Natasha’s work has many sources of inspiration, but for the two paintings she calls “Fashion Icons” she directly credits Gustav Klimt. They are somewhat different than her main body of work. The trademark bricks are missing. Explaining the work, Natasha says, “No, I didn’t use bricks here, because it is from a different idea of decorative painting. It reminds me of working on fabric print. I want to show color, ornaments, checkerboard, stripes… I want to bring attention to the jewelry, and to the whole idea of the fashion of it. Also, I have gold around the head, like icons do. I want to make a connection between the fashion spirit and the Holy Spirit. I believe that on a certain level fashion can be spiritual. In these two picture the eye that watches them will continually move. There is something going on everywhere you look. It’s like a river or song; and I believe it is a kind of spiritual painting.”

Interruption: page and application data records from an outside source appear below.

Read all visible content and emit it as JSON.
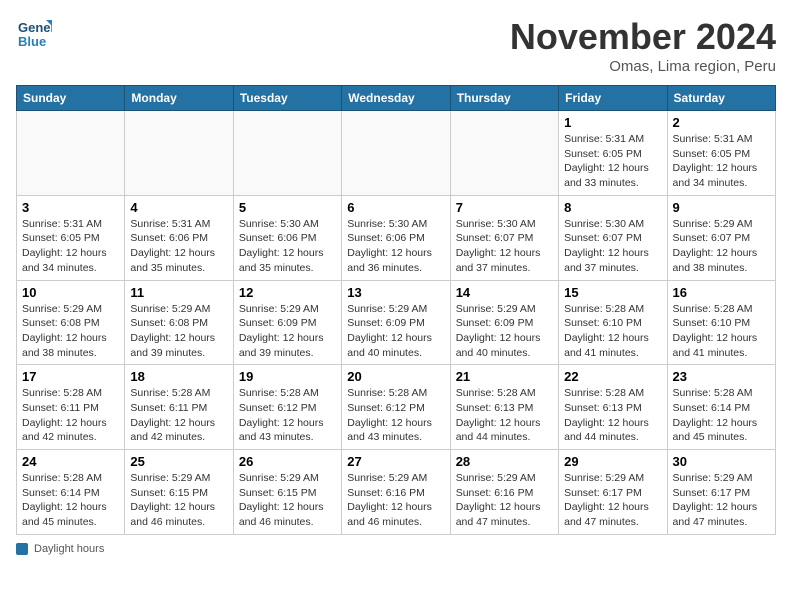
{
  "header": {
    "logo_line1": "General",
    "logo_line2": "Blue",
    "month_title": "November 2024",
    "location": "Omas, Lima region, Peru"
  },
  "weekdays": [
    "Sunday",
    "Monday",
    "Tuesday",
    "Wednesday",
    "Thursday",
    "Friday",
    "Saturday"
  ],
  "weeks": [
    [
      {
        "day": "",
        "info": ""
      },
      {
        "day": "",
        "info": ""
      },
      {
        "day": "",
        "info": ""
      },
      {
        "day": "",
        "info": ""
      },
      {
        "day": "",
        "info": ""
      },
      {
        "day": "1",
        "info": "Sunrise: 5:31 AM\nSunset: 6:05 PM\nDaylight: 12 hours and 33 minutes."
      },
      {
        "day": "2",
        "info": "Sunrise: 5:31 AM\nSunset: 6:05 PM\nDaylight: 12 hours and 34 minutes."
      }
    ],
    [
      {
        "day": "3",
        "info": "Sunrise: 5:31 AM\nSunset: 6:05 PM\nDaylight: 12 hours and 34 minutes."
      },
      {
        "day": "4",
        "info": "Sunrise: 5:31 AM\nSunset: 6:06 PM\nDaylight: 12 hours and 35 minutes."
      },
      {
        "day": "5",
        "info": "Sunrise: 5:30 AM\nSunset: 6:06 PM\nDaylight: 12 hours and 35 minutes."
      },
      {
        "day": "6",
        "info": "Sunrise: 5:30 AM\nSunset: 6:06 PM\nDaylight: 12 hours and 36 minutes."
      },
      {
        "day": "7",
        "info": "Sunrise: 5:30 AM\nSunset: 6:07 PM\nDaylight: 12 hours and 37 minutes."
      },
      {
        "day": "8",
        "info": "Sunrise: 5:30 AM\nSunset: 6:07 PM\nDaylight: 12 hours and 37 minutes."
      },
      {
        "day": "9",
        "info": "Sunrise: 5:29 AM\nSunset: 6:07 PM\nDaylight: 12 hours and 38 minutes."
      }
    ],
    [
      {
        "day": "10",
        "info": "Sunrise: 5:29 AM\nSunset: 6:08 PM\nDaylight: 12 hours and 38 minutes."
      },
      {
        "day": "11",
        "info": "Sunrise: 5:29 AM\nSunset: 6:08 PM\nDaylight: 12 hours and 39 minutes."
      },
      {
        "day": "12",
        "info": "Sunrise: 5:29 AM\nSunset: 6:09 PM\nDaylight: 12 hours and 39 minutes."
      },
      {
        "day": "13",
        "info": "Sunrise: 5:29 AM\nSunset: 6:09 PM\nDaylight: 12 hours and 40 minutes."
      },
      {
        "day": "14",
        "info": "Sunrise: 5:29 AM\nSunset: 6:09 PM\nDaylight: 12 hours and 40 minutes."
      },
      {
        "day": "15",
        "info": "Sunrise: 5:28 AM\nSunset: 6:10 PM\nDaylight: 12 hours and 41 minutes."
      },
      {
        "day": "16",
        "info": "Sunrise: 5:28 AM\nSunset: 6:10 PM\nDaylight: 12 hours and 41 minutes."
      }
    ],
    [
      {
        "day": "17",
        "info": "Sunrise: 5:28 AM\nSunset: 6:11 PM\nDaylight: 12 hours and 42 minutes."
      },
      {
        "day": "18",
        "info": "Sunrise: 5:28 AM\nSunset: 6:11 PM\nDaylight: 12 hours and 42 minutes."
      },
      {
        "day": "19",
        "info": "Sunrise: 5:28 AM\nSunset: 6:12 PM\nDaylight: 12 hours and 43 minutes."
      },
      {
        "day": "20",
        "info": "Sunrise: 5:28 AM\nSunset: 6:12 PM\nDaylight: 12 hours and 43 minutes."
      },
      {
        "day": "21",
        "info": "Sunrise: 5:28 AM\nSunset: 6:13 PM\nDaylight: 12 hours and 44 minutes."
      },
      {
        "day": "22",
        "info": "Sunrise: 5:28 AM\nSunset: 6:13 PM\nDaylight: 12 hours and 44 minutes."
      },
      {
        "day": "23",
        "info": "Sunrise: 5:28 AM\nSunset: 6:14 PM\nDaylight: 12 hours and 45 minutes."
      }
    ],
    [
      {
        "day": "24",
        "info": "Sunrise: 5:28 AM\nSunset: 6:14 PM\nDaylight: 12 hours and 45 minutes."
      },
      {
        "day": "25",
        "info": "Sunrise: 5:29 AM\nSunset: 6:15 PM\nDaylight: 12 hours and 46 minutes."
      },
      {
        "day": "26",
        "info": "Sunrise: 5:29 AM\nSunset: 6:15 PM\nDaylight: 12 hours and 46 minutes."
      },
      {
        "day": "27",
        "info": "Sunrise: 5:29 AM\nSunset: 6:16 PM\nDaylight: 12 hours and 46 minutes."
      },
      {
        "day": "28",
        "info": "Sunrise: 5:29 AM\nSunset: 6:16 PM\nDaylight: 12 hours and 47 minutes."
      },
      {
        "day": "29",
        "info": "Sunrise: 5:29 AM\nSunset: 6:17 PM\nDaylight: 12 hours and 47 minutes."
      },
      {
        "day": "30",
        "info": "Sunrise: 5:29 AM\nSunset: 6:17 PM\nDaylight: 12 hours and 47 minutes."
      }
    ]
  ],
  "footer": {
    "label": "Daylight hours"
  }
}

The gallery in New Hope offers both original art and giclee prints that faithful reproductions that are sometimes indistinguishable from the originals. Giclee prints can be made in various sizes at different prices. The process of making giclee prints involve the using of archival inks on archival quality paper. As a result of this reproduction technology people can afford reproductions that look almost identical to the original. Giclee prints are usually made in limited additions.

Yury not only manages Natasha’s art, he is her most loyal fan. Natasha says, looking right at Yury, “He pushes me.” They both laugh. “His pushing is more like gentle nudges. He likes to emphasize that she is a member of the International Association of Women Artist and participates in many prestigious shows. He also points out that in addition to showing in the New Hope galleries, Natasha has worked all over the country and showed on Broadway and in Florida.

The Natasha Pantelyat Gallery is located on 16 W. Bridge street in New Hope. It is open during the summer Wednesday to Sunday from 11:00 AM to 7 PM and by individual appointment.